But his government’s descent was swift and dramatic. In the early 1980s, he was accused of backing the murder of 20,000 people of the Ndebele tribe, whom he considered dissidents. In the 1990s, economic mismanagement brought hyperinflation to Zimbabwe, resulting in the printing of bank notes of 100 trillion Zimbabwean dollars.
In the early 2000s, in an effort to satisfy his political allies and reaffirm his anti-colonial bona fides, Mugabe presided over the violent seizure of farmland belonging to white Zimbabweans. Much of that land sat fallow after it was redistributed. The country once called “the breadbasket” of southern Africa was forced to start importing food.
As Mugabe grew older and more frail — and as opposition to his presidency mounted — Zimbabweans began talking openly about how the reign of the “old man” might end. For years, rumors circulated that he was critically ill, but Mugabe always reemerged, giving cogent, if meandering, speeches into his 90s.
But he often trailed off into anti-colonial rants that made it seem like Britain was preparing to invade. “Zimbabwe will never again be a colony,” became his trademark rallying cry, which meant little to young Zimbabweans who found it increasingly difficult to find work. The unemployment rate soared over 50 percent. More than 2 million Zimbabweans moved to South Africa in search of jobs.

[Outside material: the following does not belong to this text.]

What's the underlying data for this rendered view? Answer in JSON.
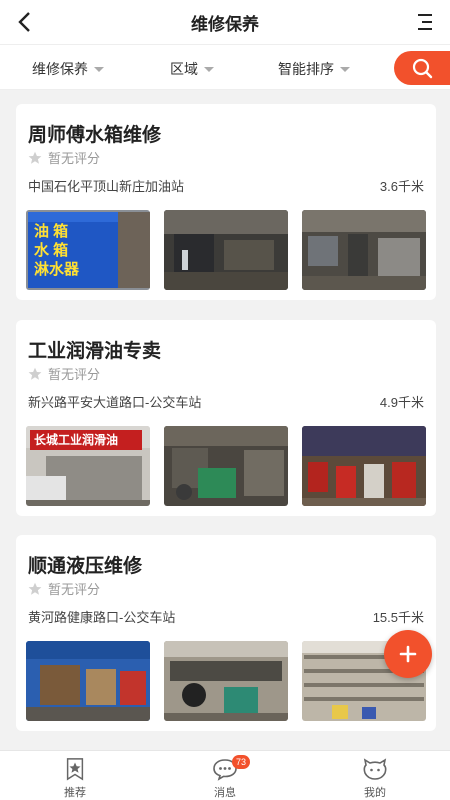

Few analysts predicted that his presidency would end with a coup. But after Mugabe fired his vice president, Mnangagwa, paving the way for his controversial wife, Grace Mugabe, to succeed him, Zimbabwe’s security forces revolted.
Since the army’s action a week ago, there has been no sign of Grace Mugabe, nicknamed “Gucci Grace” for her expensive shopping sprees that turned many Zimbabweans against the first family. In 2015, she purchased a $1.3 million diamond ring and then demanded a refund when she found it unsatisfactory. The average per capita GDP in Zimbabwe is $1,008.